The ministerial reshuffle is a curious process. How many business chief executives would, for example, choose on one day of the year to move 20 or so of their senior management team into different jobs, and sack a further 10 or more, all in the full glare of national publicity, and then do nothing to dispel the expectation that something similar will be repeated in 12 months’ time? Few rational human beings, least of all those experienced in running large organisations, would suggest this as a model for effective team building or motivating one’s senior executives.
Yet in the political world, it is taken for granted that reshuffles are part of the annual political calendar. This year was only different in that all three main political parties carried out their reshuffle on the same day.
Looking at the consequences for housing, the outcome has been the simultaneous replacement of the housing minister, Mark Prisk, his Labour counterpart, Jack Dromey, and the Lib Dem spokesman, Don Foster. Talking to senior people in the housing world on the evening that this reshuffle occurred, it was difficult to counter their perception that the three political party leaders were living in a parallel universe with very little understanding of what goes on in the real world.
From the perspective of the housing world, all three spokesmen had worked hard to build relationships with the wide range of people and organisations involved in planning, designing, financing, building, improving, managing and maintaining the country’s 24 million homes, and understanding the widely different aspirations, challenges and problems facing members of the public seeking to buy, rent, share, move or stay in their home or simply to get a roof over their head.
It was difficult to counter the perception that the three party leaders were living in a parallel universe with very little understanding of what goes on in the real world
As I know well from my own experience, it takes time to build relationships and an understanding of the key issues affecting any sector of the economy. In my case I had the benefit of seven years, the first three as opposition spokesman, and the subsequent four as minister for construction, with a similar length of involvement in housing.

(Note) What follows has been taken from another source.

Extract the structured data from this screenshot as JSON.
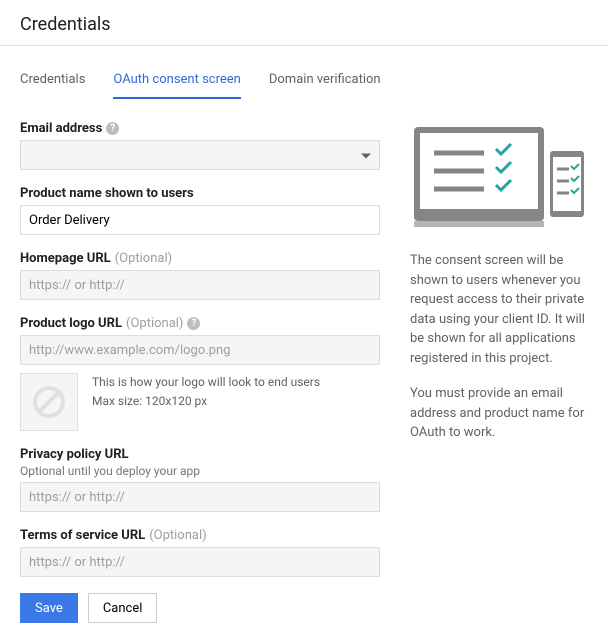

I feel for my successors, who as a consequence of repeated reshuffles never stayed in post for more than two years and in many cases were moved after one year or less. Indeed I often joked that the length of time I and my Labour successors as construction minister stayed in office read like a reverse Fibonacci series: four years (me), two years (Brian Wilson), two years (Nigel Griffiths), one year (Alun Michael), one year (Margaret Hodge), seven months (Stephen Timms), seven months (Shriti Vadera). With the best will in the world, even the most competent minister (and many of these were very capable indeed) would struggle to get a handle on the sector and its key challenges, let alone win the respect and confidence of the main players in the industry, with such a short tenure of office.
That is why it seems so odd that all three parties have changed their housing spokesman, when two had only been in post for one year and the third for just two. Had the office holders been doing badly, a replacement might have been understandable, but all three had demonstrated real aptitude and skill in their respective posts. Indeed, I gather that all three were told that the move was nothing to do with their performance. That in itself is a shocking indictment of the process. What incentive can there be for a newly appointed minister or shadow minister to apply themselves seriously to getting to know the sector, its key players and the issues that need to be addressed, knowing that their length in post will depend not on how well the job is done, but on arbitrary and exterior political considerations such as how many new faces should feature in the next cabinet/shadow cabinet photograph.
If ministers are either prevented or discouraged from applying themselves to do the best possible job, the whole political process will be further damaged in the eyes of the public
This is not to say that wider political considerations should have no role at all in ministerial appointments. Of course party leaders do have to ensure a balanced team, and political pressures such as the impending referendum in Scotland may require changes in personnel for reasons other than the performance of individual office holders. But we ignore at our peril the simple truth that governments are ultimately judged on their performance in office and if their ministers are either prevented or discouraged from applying themselves to do the best possible job in the role to which they have been assigned, the whole political process will be further damaged in the eyes of the public.
At a time when politicians are not held in the highest esteem and the political process itself is failing to engage the enthusiastic participation of the whole population, our political leaders should be more mindful of how some of the activities which go on in the Westminster village are perceived by the world outside.
Nick Raynsford MP is honorary vice-chairman of the Construction Industry Council and a former construction minister